Rabbit Boss is Thomas Sanchez’s first novel. Although Sanchez is not an American Indian, he was greatly influenced by his contact with American Indians when he attended a boys’ boarding school for disadvantaged children. Sanchez chose to write about the Washo because he wished to demonstrate the cultural arrogance of the European Americans and the effect that their attitude of superiority had on Native American society.
The theme of cultural dichotomy is reinforced by characterization and language. For example, Gayabuc and Painted Stick are portrayed as Adam- and Eve-like figures. They have premarital intercourse, so they believe they have sinned against the ways of their people. Gayabuc’s first encounter with the whites is somehow linked to this initial transgression, bringing further bad luck to the tribe. Their ensuing contact with the whites causes their expulsion from their land, which, in turn, adversely affects their traditions and ceremonies.

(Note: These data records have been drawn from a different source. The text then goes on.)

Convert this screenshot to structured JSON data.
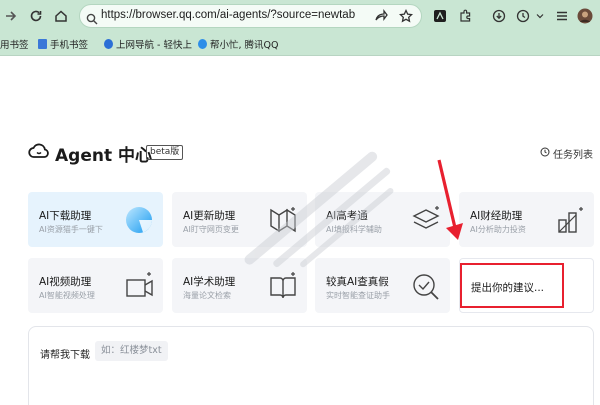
{
  "browser": {
    "url": "https://browser.qq.com/ai-agents/?source=newtab",
    "bookmarks": [
      "用书签",
      "手机书签",
      "上网导航 - 轻快上",
      "帮小忙, 腾讯QQ"
    ]
  },
  "header": {
    "title": "Agent 中心",
    "badge": "beta版",
    "task_list": "任务列表"
  },
  "cards": [
    {
      "title": "AI下载助理",
      "desc": "AI资源猫手一键下"
    },
    {
      "title": "AI更新助理",
      "desc": "AI盯守网页变更"
    },
    {
      "title": "AI高考通",
      "desc": "AI填报科学辅助"
    },
    {
      "title": "AI财经助理",
      "desc": "AI分析助力投资"
    },
    {
      "title": "AI视频助理",
      "desc": "AI智能视频处理"
    },
    {
      "title": "AI学术助理",
      "desc": "海量论文检索"
    },
    {
      "title": "较真AI查真假",
      "desc": "实时智能查证助手"
    },
    {
      "title": "提出你的建议..."
    }
  ],
  "input": {
    "label": "请帮我下载",
    "chip": "如：红楼梦txt"
  },
  "colors": {
    "chrome": "#c9e6d3",
    "active_card": "#e6f3fd",
    "annotation_red": "#e8202f"
  }
}
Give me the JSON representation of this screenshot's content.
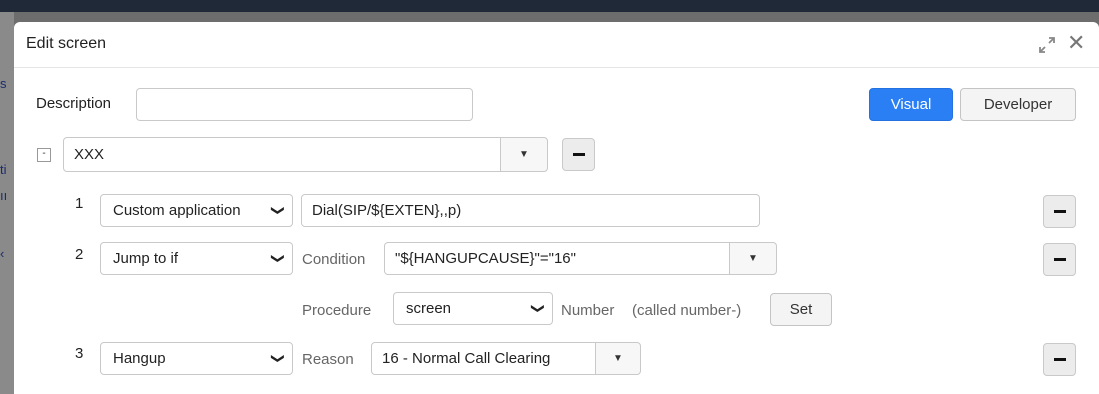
{
  "dialog": {
    "title": "Edit screen",
    "icons": {
      "expand": "expand-icon",
      "close": "close-icon"
    }
  },
  "background": {
    "fragments": [
      "s",
      "ti",
      "ıı",
      "‹"
    ]
  },
  "header": {
    "description_label": "Description",
    "description_value": "",
    "mode_visual": "Visual",
    "mode_developer": "Developer"
  },
  "screen_select": {
    "toggle": "-",
    "value": "XXX"
  },
  "steps": [
    {
      "number": "1",
      "action": "Custom application",
      "argument": "Dial(SIP/${EXTEN},,p)"
    },
    {
      "number": "2",
      "action": "Jump to if",
      "condition_label": "Condition",
      "condition_value": "\"${HANGUPCAUSE}\"=\"16\"",
      "procedure_label": "Procedure",
      "procedure_value": "screen",
      "number_label": "Number",
      "number_hint": "(called number-)",
      "set_label": "Set"
    },
    {
      "number": "3",
      "action": "Hangup",
      "reason_label": "Reason",
      "reason_value": "16 - Normal Call Clearing"
    }
  ],
  "colors": {
    "primary": "#2b7ff5",
    "topbar": "#1f2937",
    "overlay": "#6d6d6d"
  }
}
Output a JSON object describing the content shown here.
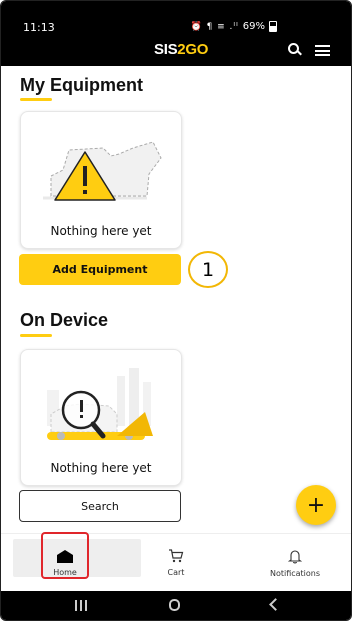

Captain Rex is probably the most tragic figure in the novel. He is caught between two cultures and is an outcast in both. At one point in the story, his clothing signifies his position. He appears wearing a pair of pants given to him by the white woman who taught him English, with a tattered rabbit blanket around his shoulders. The pants represent the “civilizing” influence of white culture; the worn blanket signifies the fading dignity and power of the Rabbit Chief.
(The entire section is 546 words.)